"It wasn't enough rain to make an appreciable difference in the reservoirs, Jerry Dobrovolny, Vancouver's acting general manager of enginering services told reporters on Monday."We're still concerned about water use and water levels."
A record-breaking hot and dry May and June has left Metro Vancouver's water reservoirs at 75 per cent. Those levels are usually seen in late July or August.
Stage 2 water restrictions now limit lawn watering to one day a week for all properties.
Limits on car and power washing
It also places limits on power washing which is still allowed for health and safety reasons, but not for aesthetic reasons. Car washing is permitted, but only with a nozzle equipped with a spring-loaded shut off.
The restrictions apply to the the district too. Crews have cut back on watering in parks and watering only manually rather than through automatic sprinklers. Over the last week, the fire department has dealt with 11 small grass fires.
Despite the severity of the hot weather, many residents continue to flout the new water rules.
City officials have issued 850 warnings and handed out more a dozen tickets in the last couple of weeks. Violators face a fine of $250 for disregarding water restrictions.
Some water hogs still ignoring limits
Hundreds of water hogs across Metro Vancouver who continue to ignore watering restrictions have been warned to shut off their offending sprinklers or pay the price.
So far the City of Vancouver has issued five tickets for $250 and 755 warnings, according to city spokesperson Patricia MacNeil.
But she warns, with the new restrictions in place, first-time offenders will now be getting tickets, rather than warnings.

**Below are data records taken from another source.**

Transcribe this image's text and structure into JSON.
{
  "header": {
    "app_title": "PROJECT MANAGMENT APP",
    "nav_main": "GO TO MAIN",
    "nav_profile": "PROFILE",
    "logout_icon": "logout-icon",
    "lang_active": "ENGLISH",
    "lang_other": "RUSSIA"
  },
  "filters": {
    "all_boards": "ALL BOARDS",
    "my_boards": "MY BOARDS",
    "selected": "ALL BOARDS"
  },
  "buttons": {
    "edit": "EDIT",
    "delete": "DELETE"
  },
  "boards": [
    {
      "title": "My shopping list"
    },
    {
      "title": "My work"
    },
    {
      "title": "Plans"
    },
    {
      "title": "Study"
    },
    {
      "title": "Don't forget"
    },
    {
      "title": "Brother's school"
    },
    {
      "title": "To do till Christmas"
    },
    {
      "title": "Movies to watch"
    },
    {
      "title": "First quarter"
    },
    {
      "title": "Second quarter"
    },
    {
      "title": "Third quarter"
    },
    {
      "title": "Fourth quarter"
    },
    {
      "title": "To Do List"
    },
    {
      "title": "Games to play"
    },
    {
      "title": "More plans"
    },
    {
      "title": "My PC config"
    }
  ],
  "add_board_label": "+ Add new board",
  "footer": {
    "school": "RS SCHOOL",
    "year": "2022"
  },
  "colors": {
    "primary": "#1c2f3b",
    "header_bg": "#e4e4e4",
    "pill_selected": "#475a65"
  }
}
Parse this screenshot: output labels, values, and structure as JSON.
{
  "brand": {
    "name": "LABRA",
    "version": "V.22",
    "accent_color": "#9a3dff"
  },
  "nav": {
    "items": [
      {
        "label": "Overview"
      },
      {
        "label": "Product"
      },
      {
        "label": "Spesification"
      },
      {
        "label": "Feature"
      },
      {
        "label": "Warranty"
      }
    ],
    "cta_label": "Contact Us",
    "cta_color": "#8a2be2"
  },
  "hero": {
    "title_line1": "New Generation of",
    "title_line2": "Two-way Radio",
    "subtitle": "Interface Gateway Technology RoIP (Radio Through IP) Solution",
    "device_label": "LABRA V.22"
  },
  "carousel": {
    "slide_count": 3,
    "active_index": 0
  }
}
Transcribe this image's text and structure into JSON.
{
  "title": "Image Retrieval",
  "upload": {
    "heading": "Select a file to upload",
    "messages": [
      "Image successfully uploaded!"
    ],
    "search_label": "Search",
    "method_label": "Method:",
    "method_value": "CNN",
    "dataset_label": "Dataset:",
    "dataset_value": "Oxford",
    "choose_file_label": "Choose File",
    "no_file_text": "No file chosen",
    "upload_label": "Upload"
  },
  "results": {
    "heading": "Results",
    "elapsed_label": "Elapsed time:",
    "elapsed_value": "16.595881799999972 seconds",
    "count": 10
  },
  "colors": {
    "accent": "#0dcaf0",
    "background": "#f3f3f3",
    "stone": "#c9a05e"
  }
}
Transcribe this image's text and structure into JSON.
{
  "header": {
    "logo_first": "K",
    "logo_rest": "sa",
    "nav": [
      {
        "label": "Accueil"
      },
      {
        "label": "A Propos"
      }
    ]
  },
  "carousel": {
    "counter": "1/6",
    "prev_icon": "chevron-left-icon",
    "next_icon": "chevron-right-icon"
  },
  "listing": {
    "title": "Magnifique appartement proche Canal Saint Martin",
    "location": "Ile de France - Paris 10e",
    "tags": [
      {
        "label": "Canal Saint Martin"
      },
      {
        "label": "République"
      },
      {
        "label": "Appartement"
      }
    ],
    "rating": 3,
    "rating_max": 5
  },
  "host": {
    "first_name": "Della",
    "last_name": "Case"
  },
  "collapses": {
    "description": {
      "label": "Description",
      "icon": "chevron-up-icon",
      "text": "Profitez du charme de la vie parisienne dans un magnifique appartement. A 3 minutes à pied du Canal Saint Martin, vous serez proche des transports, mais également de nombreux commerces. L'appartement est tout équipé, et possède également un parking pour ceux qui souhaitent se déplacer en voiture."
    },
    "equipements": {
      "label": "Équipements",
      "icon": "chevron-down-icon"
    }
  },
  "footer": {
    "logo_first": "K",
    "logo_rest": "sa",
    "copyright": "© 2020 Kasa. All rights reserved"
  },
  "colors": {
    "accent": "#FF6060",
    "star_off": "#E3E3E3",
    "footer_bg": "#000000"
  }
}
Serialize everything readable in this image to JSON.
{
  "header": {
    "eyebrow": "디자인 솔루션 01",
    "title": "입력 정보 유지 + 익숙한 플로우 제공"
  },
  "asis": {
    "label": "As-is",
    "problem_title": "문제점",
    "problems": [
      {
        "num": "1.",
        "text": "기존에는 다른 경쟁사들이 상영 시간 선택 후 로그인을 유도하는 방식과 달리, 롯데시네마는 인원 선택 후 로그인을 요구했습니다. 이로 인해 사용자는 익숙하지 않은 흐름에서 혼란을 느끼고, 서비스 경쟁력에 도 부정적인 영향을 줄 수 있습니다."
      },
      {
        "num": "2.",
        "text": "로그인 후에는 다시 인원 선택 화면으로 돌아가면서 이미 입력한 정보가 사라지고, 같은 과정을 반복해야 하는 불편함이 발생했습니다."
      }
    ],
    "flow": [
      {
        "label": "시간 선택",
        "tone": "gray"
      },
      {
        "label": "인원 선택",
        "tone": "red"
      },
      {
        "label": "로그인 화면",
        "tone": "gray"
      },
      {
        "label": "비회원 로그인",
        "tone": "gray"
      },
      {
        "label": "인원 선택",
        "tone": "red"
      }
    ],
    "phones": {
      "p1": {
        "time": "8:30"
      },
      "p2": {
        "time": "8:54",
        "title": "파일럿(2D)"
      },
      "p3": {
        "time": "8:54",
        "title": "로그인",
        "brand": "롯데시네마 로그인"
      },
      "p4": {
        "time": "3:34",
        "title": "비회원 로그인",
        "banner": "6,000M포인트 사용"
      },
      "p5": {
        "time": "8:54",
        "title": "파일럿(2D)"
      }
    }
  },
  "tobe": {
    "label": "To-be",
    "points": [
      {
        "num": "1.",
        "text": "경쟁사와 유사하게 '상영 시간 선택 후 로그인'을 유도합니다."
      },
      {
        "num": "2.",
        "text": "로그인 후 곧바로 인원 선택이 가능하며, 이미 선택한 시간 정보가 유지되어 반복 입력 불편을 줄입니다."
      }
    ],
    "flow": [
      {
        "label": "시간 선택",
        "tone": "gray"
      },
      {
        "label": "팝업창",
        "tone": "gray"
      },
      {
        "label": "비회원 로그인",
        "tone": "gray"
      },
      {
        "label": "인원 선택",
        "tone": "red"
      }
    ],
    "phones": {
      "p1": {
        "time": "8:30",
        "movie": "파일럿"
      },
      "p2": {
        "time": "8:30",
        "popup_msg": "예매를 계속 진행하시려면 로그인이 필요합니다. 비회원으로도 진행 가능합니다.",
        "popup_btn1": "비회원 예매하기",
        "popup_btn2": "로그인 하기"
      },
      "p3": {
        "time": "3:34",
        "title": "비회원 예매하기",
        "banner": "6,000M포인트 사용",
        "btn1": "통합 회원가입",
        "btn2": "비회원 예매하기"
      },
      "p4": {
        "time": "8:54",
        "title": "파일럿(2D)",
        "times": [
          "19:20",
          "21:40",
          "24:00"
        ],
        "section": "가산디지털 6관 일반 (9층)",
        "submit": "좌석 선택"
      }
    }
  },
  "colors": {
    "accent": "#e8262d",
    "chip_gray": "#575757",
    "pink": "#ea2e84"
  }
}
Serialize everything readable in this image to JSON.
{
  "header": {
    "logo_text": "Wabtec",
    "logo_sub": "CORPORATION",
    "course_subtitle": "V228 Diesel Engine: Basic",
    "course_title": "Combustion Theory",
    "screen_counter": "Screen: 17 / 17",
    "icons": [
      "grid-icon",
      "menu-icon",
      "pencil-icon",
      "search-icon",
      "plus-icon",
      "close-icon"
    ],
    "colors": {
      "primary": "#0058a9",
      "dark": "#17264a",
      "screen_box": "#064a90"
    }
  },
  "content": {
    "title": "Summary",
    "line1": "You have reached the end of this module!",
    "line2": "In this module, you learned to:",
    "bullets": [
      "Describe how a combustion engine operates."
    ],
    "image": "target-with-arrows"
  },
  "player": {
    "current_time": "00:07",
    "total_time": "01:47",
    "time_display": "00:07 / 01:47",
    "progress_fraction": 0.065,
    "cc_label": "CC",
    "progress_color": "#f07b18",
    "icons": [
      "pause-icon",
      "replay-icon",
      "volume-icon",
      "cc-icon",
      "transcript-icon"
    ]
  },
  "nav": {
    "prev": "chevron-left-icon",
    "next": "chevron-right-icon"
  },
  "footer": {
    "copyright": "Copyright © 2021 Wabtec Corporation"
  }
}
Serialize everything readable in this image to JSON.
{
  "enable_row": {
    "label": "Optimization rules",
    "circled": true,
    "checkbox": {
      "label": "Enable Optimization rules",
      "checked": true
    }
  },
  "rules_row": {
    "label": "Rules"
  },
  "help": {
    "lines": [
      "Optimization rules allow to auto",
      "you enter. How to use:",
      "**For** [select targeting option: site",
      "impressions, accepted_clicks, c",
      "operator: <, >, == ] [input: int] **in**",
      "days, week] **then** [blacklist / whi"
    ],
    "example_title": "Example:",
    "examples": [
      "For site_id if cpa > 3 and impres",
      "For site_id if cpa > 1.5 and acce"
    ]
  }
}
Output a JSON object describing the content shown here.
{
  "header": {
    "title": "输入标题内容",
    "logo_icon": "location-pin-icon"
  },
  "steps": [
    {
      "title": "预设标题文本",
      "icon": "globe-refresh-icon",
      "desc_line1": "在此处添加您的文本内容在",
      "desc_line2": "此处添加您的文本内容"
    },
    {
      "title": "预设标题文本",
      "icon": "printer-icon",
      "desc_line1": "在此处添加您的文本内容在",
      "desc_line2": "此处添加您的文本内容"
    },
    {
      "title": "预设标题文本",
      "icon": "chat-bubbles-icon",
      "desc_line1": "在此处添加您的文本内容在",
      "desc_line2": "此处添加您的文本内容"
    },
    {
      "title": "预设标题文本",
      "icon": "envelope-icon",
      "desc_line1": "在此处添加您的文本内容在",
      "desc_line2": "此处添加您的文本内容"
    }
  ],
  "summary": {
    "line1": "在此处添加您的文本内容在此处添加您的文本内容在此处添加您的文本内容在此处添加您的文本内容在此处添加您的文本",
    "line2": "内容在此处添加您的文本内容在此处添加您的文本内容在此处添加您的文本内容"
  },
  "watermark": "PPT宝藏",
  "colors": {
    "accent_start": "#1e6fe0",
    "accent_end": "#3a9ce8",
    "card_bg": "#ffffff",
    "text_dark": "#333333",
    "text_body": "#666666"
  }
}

Park rangers are going out every morning starting at 5 am to patrol green space and officials say the homeless who live in the park are being cooperative and not having camp fires.